# THE PROBLEM
Where the word "your" shows up in the entries below, please copy the whole line.

# DATASET RECORDS
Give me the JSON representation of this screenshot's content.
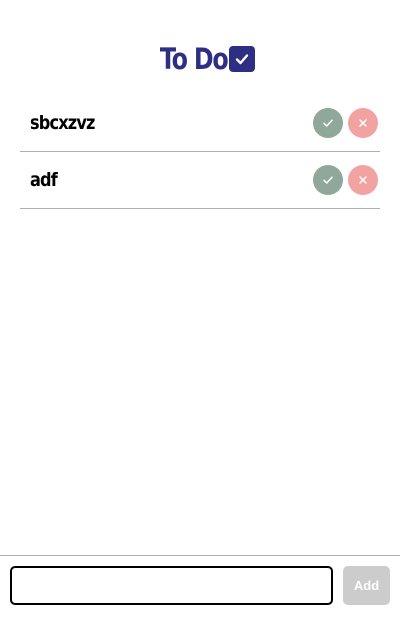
{
  "header": {
    "title": "To Do",
    "icon": "checkbox-checked-icon",
    "color": "#2e2e85"
  },
  "todos": [
    {
      "text": "sbcxzvz",
      "done_icon": "checkmark-icon",
      "remove_icon": "close-icon"
    },
    {
      "text": "adf",
      "done_icon": "checkmark-icon",
      "remove_icon": "close-icon"
    }
  ],
  "composer": {
    "input_value": "",
    "add_label": "Add"
  },
  "colors": {
    "done": "#8fa89a",
    "remove": "#f3a2a2",
    "add_button": "#cccccc"
  }
}
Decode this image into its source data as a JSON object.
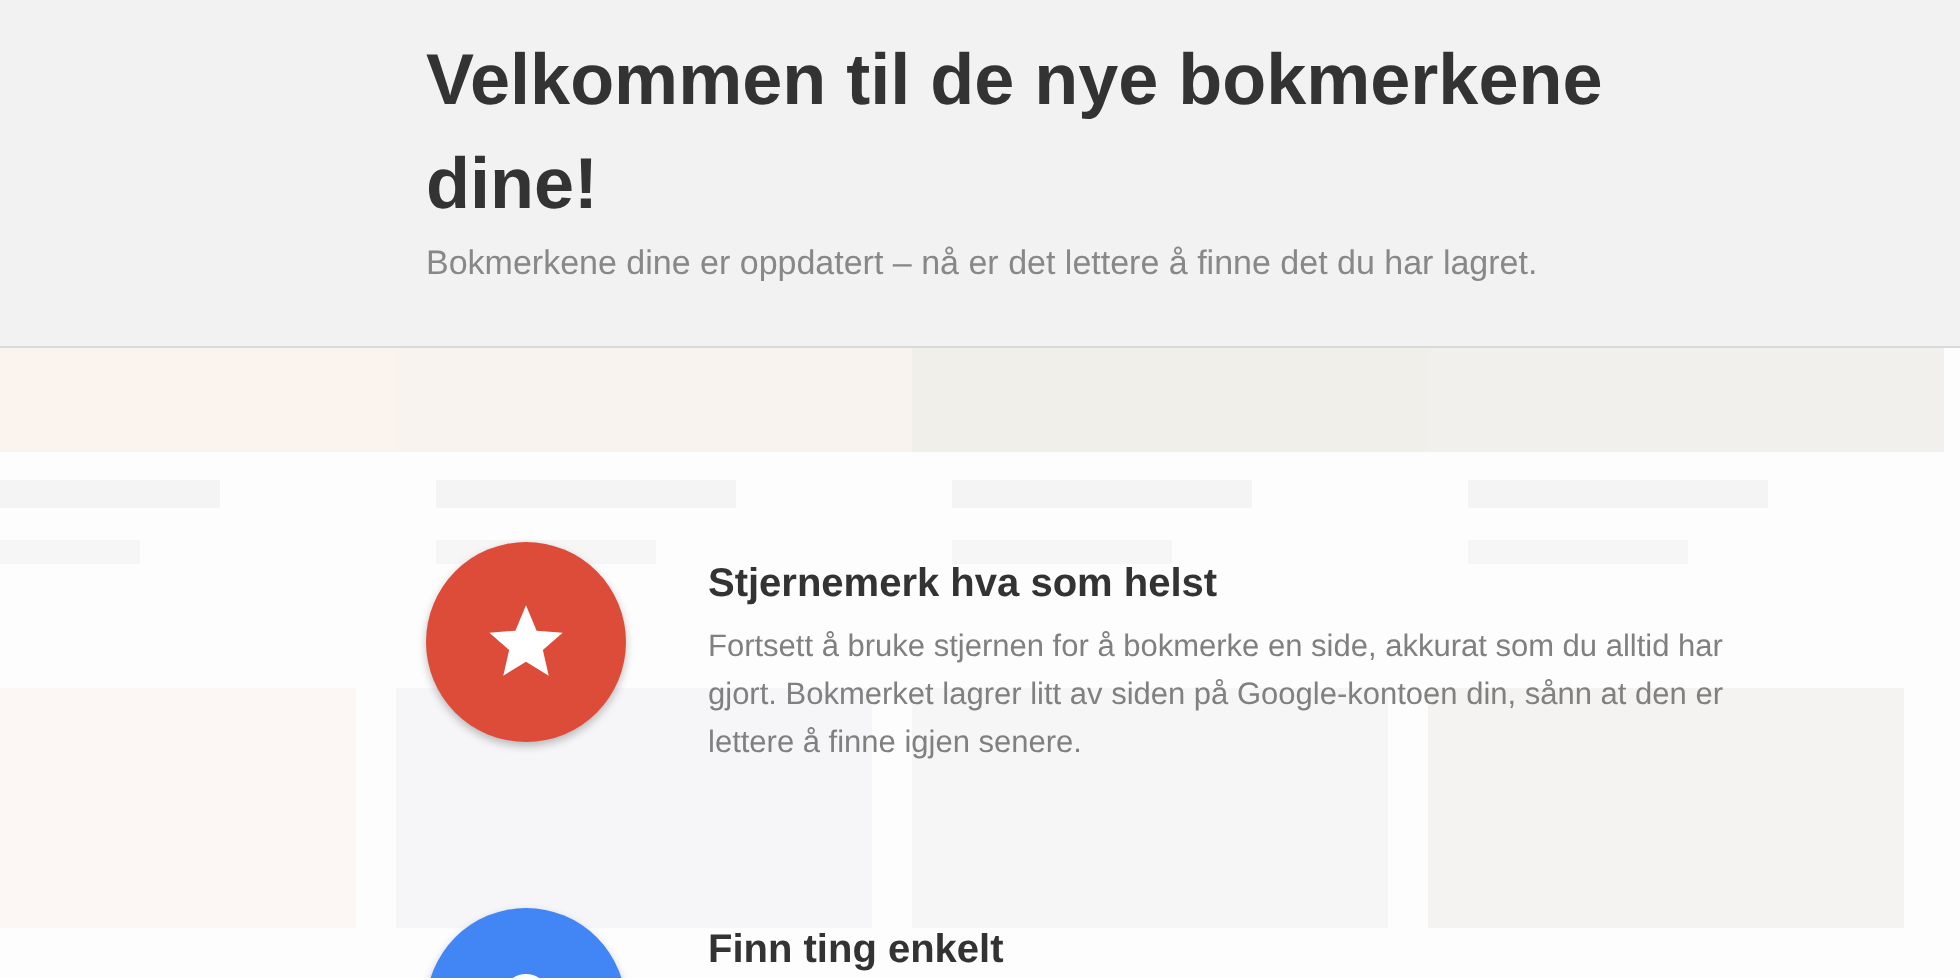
{
  "header": {
    "title": "Velkommen til de nye bokmerkene dine!",
    "subtitle": "Bokmerkene dine er oppdatert – nå er det lettere å finne det du har lagret."
  },
  "features": [
    {
      "kind": "star",
      "color": "#dd4b39",
      "title": "Stjernemerk hva som helst",
      "description": "Fortsett å bruke stjernen for å bokmerke en side, akkurat som du alltid har gjort. Bokmerket lagrer litt av siden på Google-kontoen din, sånn at den er lettere å finne igjen senere."
    },
    {
      "kind": "search",
      "color": "#4285f4",
      "title": "Finn ting enkelt"
    }
  ]
}
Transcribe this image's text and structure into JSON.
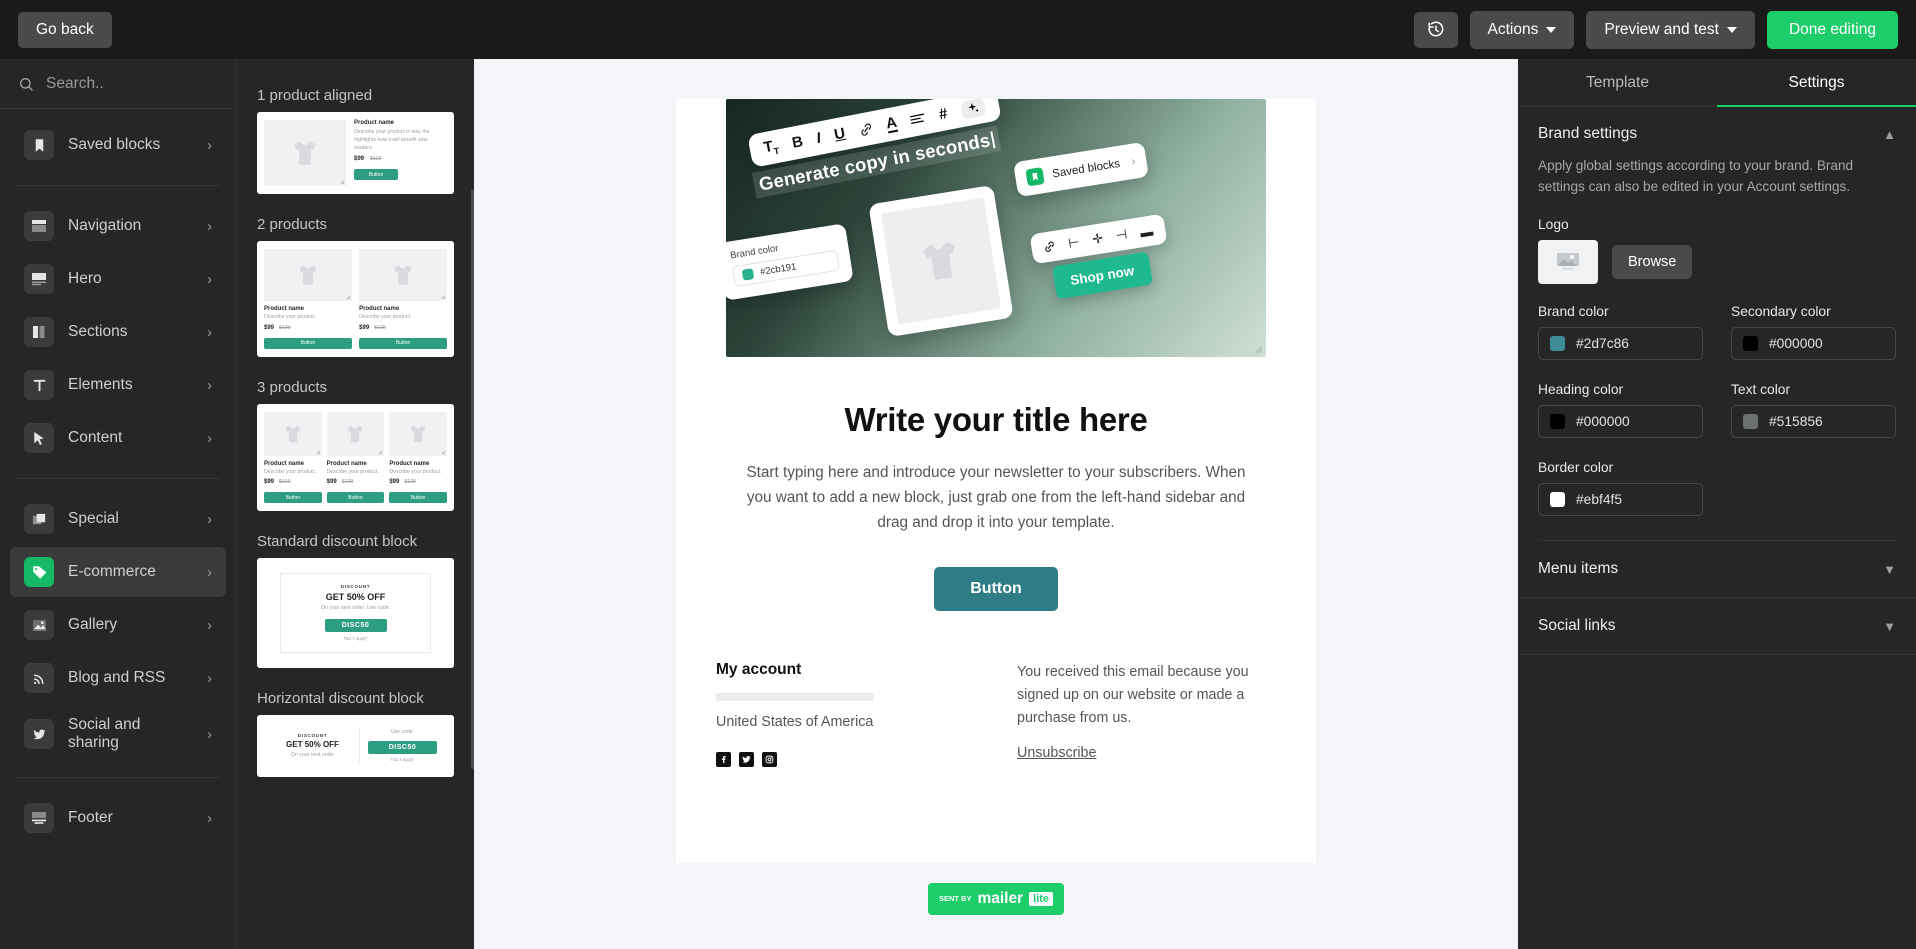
{
  "topbar": {
    "go_back": "Go back",
    "history_icon": "history-clock-icon",
    "actions": "Actions",
    "preview": "Preview and test",
    "done": "Done editing",
    "primary_color": "#1ccd6a"
  },
  "sidebar": {
    "search_placeholder": "Search..",
    "search_icon": "search-icon",
    "groups": [
      {
        "items": [
          {
            "label": "Saved blocks",
            "icon": "bookmark-icon",
            "active": false
          }
        ]
      },
      {
        "items": [
          {
            "label": "Navigation",
            "icon": "navigation-block-icon",
            "active": false
          },
          {
            "label": "Hero",
            "icon": "hero-block-icon",
            "active": false
          },
          {
            "label": "Sections",
            "icon": "sections-block-icon",
            "active": false
          },
          {
            "label": "Elements",
            "icon": "text-element-icon",
            "active": false
          },
          {
            "label": "Content",
            "icon": "cursor-icon",
            "active": false
          }
        ]
      },
      {
        "items": [
          {
            "label": "Special",
            "icon": "layers-icon",
            "active": false
          },
          {
            "label": "E-commerce",
            "icon": "price-tag-icon",
            "active": true
          },
          {
            "label": "Gallery",
            "icon": "image-icon",
            "active": false
          },
          {
            "label": "Blog and RSS",
            "icon": "rss-icon",
            "active": false
          },
          {
            "label": "Social and sharing",
            "icon": "twitter-bird-icon",
            "active": false
          }
        ]
      },
      {
        "items": [
          {
            "label": "Footer",
            "icon": "footer-block-icon",
            "active": false
          }
        ]
      }
    ]
  },
  "blockpanel": {
    "sections": [
      {
        "title": "1 product aligned",
        "type": "product",
        "columns": 1
      },
      {
        "title": "2 products",
        "type": "product",
        "columns": 2
      },
      {
        "title": "3 products",
        "type": "product",
        "columns": 3
      },
      {
        "title": "Standard discount block",
        "type": "discount-vertical"
      },
      {
        "title": "Horizontal discount block",
        "type": "discount-horizontal"
      }
    ],
    "product_card": {
      "name": "Product name",
      "description": "Describe your product in way the highlights how it will benefit your readers.",
      "description_short": "Describe your product.",
      "price": "$99",
      "old_price": "$129",
      "button": "Button"
    },
    "discount_card": {
      "eyebrow": "DISCOUNT",
      "headline": "GET 50% OFF",
      "subtext": "On your next order. Use code:",
      "subtext_short": "On your next order",
      "code": "DISC50",
      "terms": "T&C's apply*",
      "use_code": "Use code:"
    }
  },
  "email": {
    "hero": {
      "toolbar_icons": [
        "Tт",
        "B",
        "I",
        "U",
        "link-icon",
        "A",
        "align-icon",
        "#",
        "sparkle-icon"
      ],
      "generate_text": "Generate copy in seconds",
      "brand_color_label": "Brand color",
      "brand_color_value": "#2cb191",
      "saved_blocks_label": "Saved blocks",
      "shop_now_label": "Shop now"
    },
    "title": "Write your title here",
    "body": "Start typing here and introduce your newsletter to your subscribers. When you want to add a new block, just grab one from the left-hand sidebar and drag and drop it into your template.",
    "button": "Button",
    "button_color": "#2d7c86",
    "footer": {
      "account_heading": "My account",
      "country": "United States of America",
      "socials": [
        "facebook-icon",
        "twitter-icon",
        "instagram-icon"
      ],
      "reason": "You received this email because you signed up on our website or made a purchase from us.",
      "unsubscribe": "Unsubscribe"
    },
    "sent_by": {
      "prefix": "SENT BY",
      "brand": "mailer",
      "suffix": "lite"
    }
  },
  "settings": {
    "tabs": [
      {
        "label": "Template",
        "active": false
      },
      {
        "label": "Settings",
        "active": true
      }
    ],
    "brand": {
      "title": "Brand settings",
      "description": "Apply global settings according to your brand. Brand settings can also be edited in your Account settings.",
      "logo_label": "Logo",
      "logo_icon": "image-placeholder-icon",
      "browse": "Browse",
      "colors": [
        {
          "label": "Brand color",
          "value": "#2d7c86",
          "swatch": "#3c8b95"
        },
        {
          "label": "Secondary color",
          "value": "#000000",
          "swatch": "#000000"
        },
        {
          "label": "Heading color",
          "value": "#000000",
          "swatch": "#000000"
        },
        {
          "label": "Text color",
          "value": "#515856",
          "swatch": "#6b716f"
        },
        {
          "label": "Border color",
          "value": "#ebf4f5",
          "swatch": "#ffffff"
        }
      ]
    },
    "collapsed_sections": [
      {
        "label": "Menu items"
      },
      {
        "label": "Social links"
      }
    ]
  }
}
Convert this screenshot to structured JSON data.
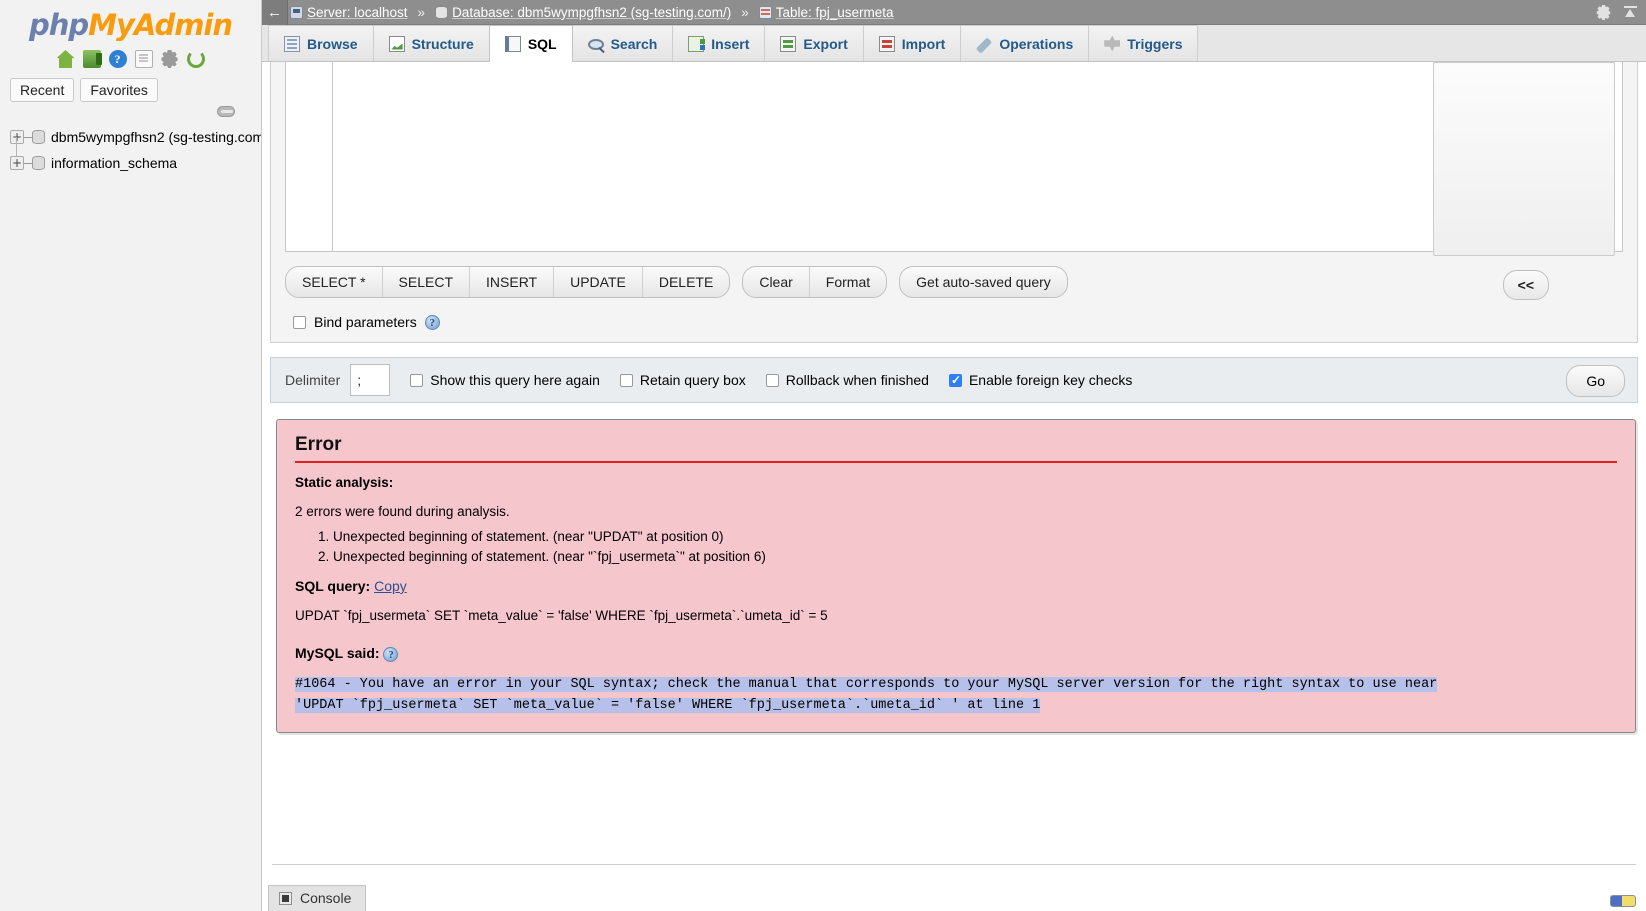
{
  "app": {
    "logo_php": "php",
    "logo_my": "My",
    "logo_admin": "Admin"
  },
  "sidebar": {
    "icons": [
      {
        "name": "home-icon",
        "label": "Home"
      },
      {
        "name": "logout-icon",
        "label": "Log out"
      },
      {
        "name": "help-docs-icon",
        "label": "phpMyAdmin documentation",
        "glyph": "?"
      },
      {
        "name": "documentation-icon",
        "label": "Documentation"
      },
      {
        "name": "settings-icon",
        "label": "Settings"
      },
      {
        "name": "reload-icon",
        "label": "Reload navigation"
      }
    ],
    "tabs": [
      {
        "label": "Recent"
      },
      {
        "label": "Favorites"
      }
    ],
    "databases": [
      {
        "label": "dbm5wympgfhsn2 (sg-testing.com",
        "expander": "+"
      },
      {
        "label": "information_schema",
        "expander": "+"
      }
    ]
  },
  "topbar": {
    "back_glyph": "←",
    "crumbs": [
      {
        "icon": "server-icon",
        "label": "Server: localhost"
      },
      {
        "icon": "database-icon",
        "label": "Database: dbm5wympgfhsn2 (sg-testing.com/)"
      },
      {
        "icon": "table-icon",
        "label": "Table: fpj_usermeta"
      }
    ],
    "separator": "»",
    "gear_label": "Settings",
    "collapse_label": "Collapse"
  },
  "tabs": [
    {
      "label": "Browse",
      "icon": "browse-icon",
      "active": false
    },
    {
      "label": "Structure",
      "icon": "structure-icon",
      "active": false
    },
    {
      "label": "SQL",
      "icon": "sql-icon",
      "active": true
    },
    {
      "label": "Search",
      "icon": "search-icon",
      "active": false
    },
    {
      "label": "Insert",
      "icon": "insert-icon",
      "active": false
    },
    {
      "label": "Export",
      "icon": "export-icon",
      "active": false
    },
    {
      "label": "Import",
      "icon": "import-icon",
      "active": false
    },
    {
      "label": "Operations",
      "icon": "operations-icon",
      "active": false
    },
    {
      "label": "Triggers",
      "icon": "triggers-icon",
      "active": false
    }
  ],
  "query_editor": {
    "value": "",
    "column_selector_value": "",
    "collapse_button_label": "<<"
  },
  "query_buttons": {
    "group1": [
      {
        "label": "SELECT *"
      },
      {
        "label": "SELECT"
      },
      {
        "label": "INSERT"
      },
      {
        "label": "UPDATE"
      },
      {
        "label": "DELETE"
      }
    ],
    "group2": [
      {
        "label": "Clear"
      },
      {
        "label": "Format"
      }
    ],
    "group3": [
      {
        "label": "Get auto-saved query"
      }
    ]
  },
  "bind_parameters": {
    "label": "Bind parameters",
    "checked": false,
    "help_glyph": "?"
  },
  "delimiter_bar": {
    "label": "Delimiter",
    "value": ";",
    "options": [
      {
        "label": "Show this query here again",
        "checked": false
      },
      {
        "label": "Retain query box",
        "checked": false
      },
      {
        "label": "Rollback when finished",
        "checked": false
      },
      {
        "label": "Enable foreign key checks",
        "checked": true
      }
    ],
    "go_label": "Go"
  },
  "error": {
    "title": "Error",
    "static_analysis_heading": "Static analysis:",
    "summary": "2 errors were found during analysis.",
    "items": [
      "Unexpected beginning of statement. (near \"UPDAT\" at position 0)",
      "Unexpected beginning of statement. (near \"`fpj_usermeta`\" at position 6)"
    ],
    "sql_query_label": "SQL query:",
    "copy_link": "Copy",
    "sql_text": "UPDAT `fpj_usermeta` SET `meta_value` = 'false' WHERE `fpj_usermeta`.`umeta_id` = 5",
    "mysql_said_label": "MySQL said:",
    "mysql_help_glyph": "?",
    "mysql_message_line1": "#1064 - You have an error in your SQL syntax; check the manual that corresponds to your MySQL server version for the right syntax to use near",
    "mysql_message_line2": "'UPDAT `fpj_usermeta` SET `meta_value` = 'false' WHERE `fpj_usermeta`.`umeta_id` ' at line 1"
  },
  "console": {
    "label": "Console"
  },
  "colors": {
    "error_bg": "#f6c6cd",
    "error_rule": "#e02020",
    "accent_blue": "#2f7ef5",
    "tab_link": "#235a8a",
    "logo_blue": "#6c80ae",
    "logo_orange": "#f89c0e",
    "topbar_bg": "#8e8e8e",
    "mono_highlight": "#b7c0e8"
  }
}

# RESPONSE TO THE TASK
      "description": "Describe your product in way the highlights how it will benefit your readers.",
      "description_short": "Describe your product.",
      "subtext": "On your next order. Use code:",
      "subtext_short": "On your next order",
    "title": "Write your title here",
    "body": "Start typing here and introduce your newsletter to your subscribers. When you want to add a new block, just grab one from the left-hand sidebar and drag and drop it into your template.",
      "description": "Apply global settings according to your brand. Brand settings can also be edited in your Account settings.",
    "mysql_message_line1": "#1064 - You have an error in your SQL syntax; check the manual that corresponds to your MySQL server version for the right syntax to use near",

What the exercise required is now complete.